* _TASK OBJECTIVE_
The full listing, word for word and free of images, is the expected result.

* _SOURCE INFORMATION_

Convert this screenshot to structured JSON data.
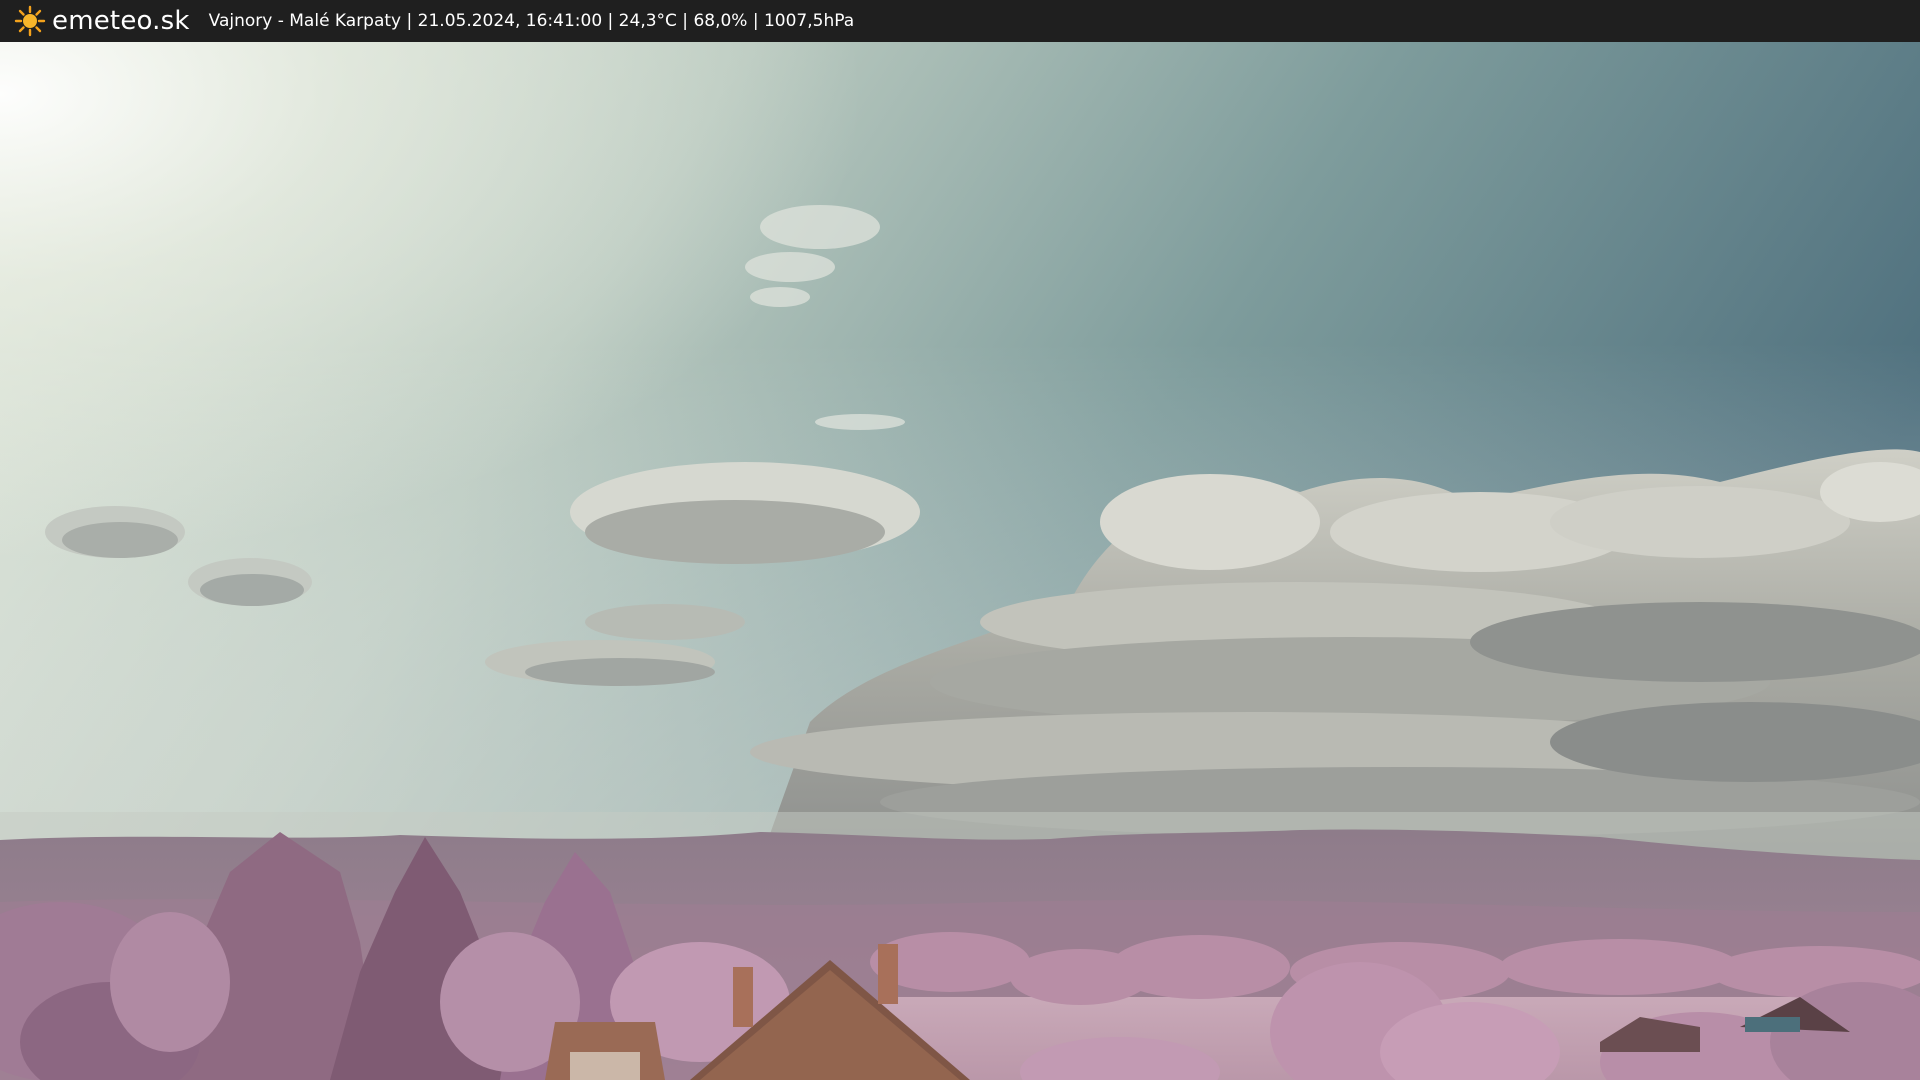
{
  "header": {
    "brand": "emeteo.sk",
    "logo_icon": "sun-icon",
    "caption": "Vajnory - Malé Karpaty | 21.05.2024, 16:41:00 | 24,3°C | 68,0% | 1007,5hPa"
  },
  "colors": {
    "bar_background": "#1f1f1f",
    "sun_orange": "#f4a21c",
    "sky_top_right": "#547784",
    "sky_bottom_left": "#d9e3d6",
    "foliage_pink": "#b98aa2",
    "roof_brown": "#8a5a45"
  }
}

* _TASK SOLUTION_
Convert this screenshot to structured JSON data.
{
  "header": {
    "brand": "emeteo.sk",
    "logo_icon": "sun-icon",
    "caption": "Vajnory - Malé Karpaty | 21.05.2024, 16:41:00 | 24,3°C | 68,0% | 1007,5hPa"
  },
  "colors": {
    "bar_background": "#1f1f1f",
    "sun_orange": "#f4a21c",
    "sky_top_right": "#547784",
    "sky_bottom_left": "#d9e3d6",
    "foliage_pink": "#b98aa2",
    "roof_brown": "#8a5a45"
  }
}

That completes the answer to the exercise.